§ What to do
Which lines below contain the word "digit"? Copy each of them.

(Page and application data records)
◆ ◆ ◆ ◆ ◆ ◆ ◆

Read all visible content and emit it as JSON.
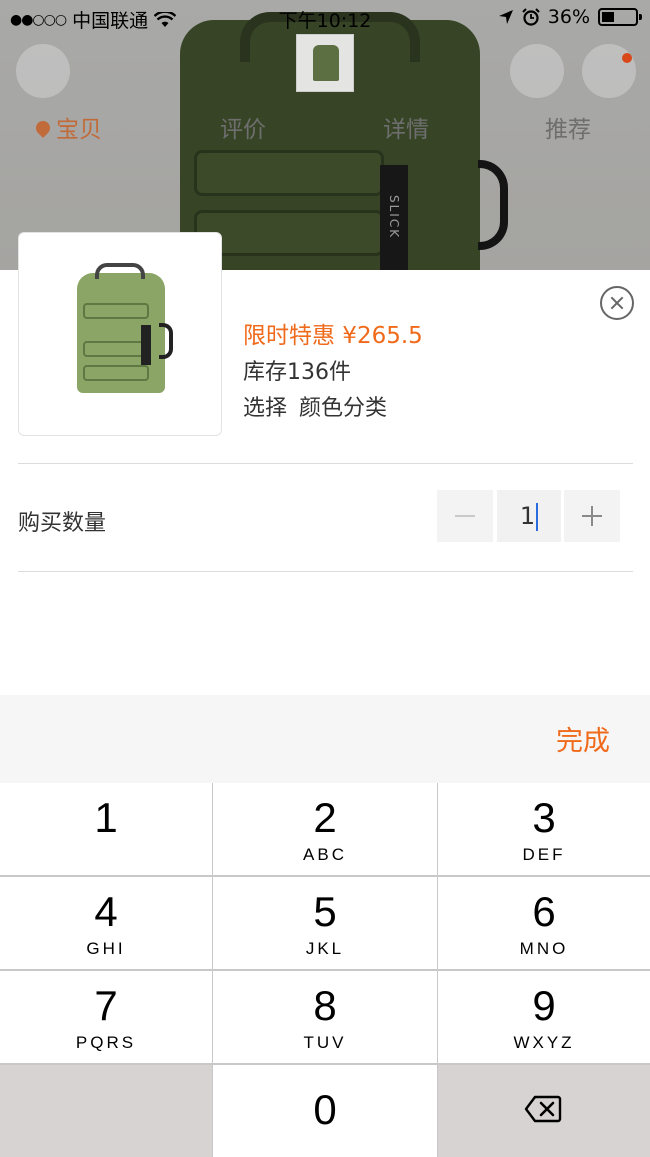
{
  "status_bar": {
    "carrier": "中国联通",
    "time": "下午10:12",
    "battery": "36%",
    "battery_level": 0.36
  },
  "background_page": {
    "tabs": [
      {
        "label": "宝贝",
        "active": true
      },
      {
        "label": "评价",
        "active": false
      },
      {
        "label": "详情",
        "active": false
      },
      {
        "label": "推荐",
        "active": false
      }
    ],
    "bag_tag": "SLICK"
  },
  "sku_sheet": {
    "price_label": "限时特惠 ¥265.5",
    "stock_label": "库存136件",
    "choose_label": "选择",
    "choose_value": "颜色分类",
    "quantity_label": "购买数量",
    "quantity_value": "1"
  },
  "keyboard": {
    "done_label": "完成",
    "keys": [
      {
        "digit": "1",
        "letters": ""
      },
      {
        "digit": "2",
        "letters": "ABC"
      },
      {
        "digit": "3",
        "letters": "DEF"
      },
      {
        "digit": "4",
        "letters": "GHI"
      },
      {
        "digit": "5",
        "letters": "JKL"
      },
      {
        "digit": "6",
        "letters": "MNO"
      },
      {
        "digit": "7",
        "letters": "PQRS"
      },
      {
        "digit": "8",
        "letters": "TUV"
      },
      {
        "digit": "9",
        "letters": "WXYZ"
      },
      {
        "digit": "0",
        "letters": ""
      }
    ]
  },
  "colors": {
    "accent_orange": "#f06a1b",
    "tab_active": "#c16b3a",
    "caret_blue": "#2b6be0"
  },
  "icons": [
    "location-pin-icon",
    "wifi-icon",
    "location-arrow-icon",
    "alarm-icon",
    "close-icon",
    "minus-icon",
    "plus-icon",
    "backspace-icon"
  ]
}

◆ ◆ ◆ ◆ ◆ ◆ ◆

§ Answer section
        "digit": "1",
        "digit": "2",
        "digit": "3",
        "digit": "4",
        "digit": "5",
        "digit": "6",
        "digit": "7",
        "digit": "8",
        "digit": "9",
        "digit": "0",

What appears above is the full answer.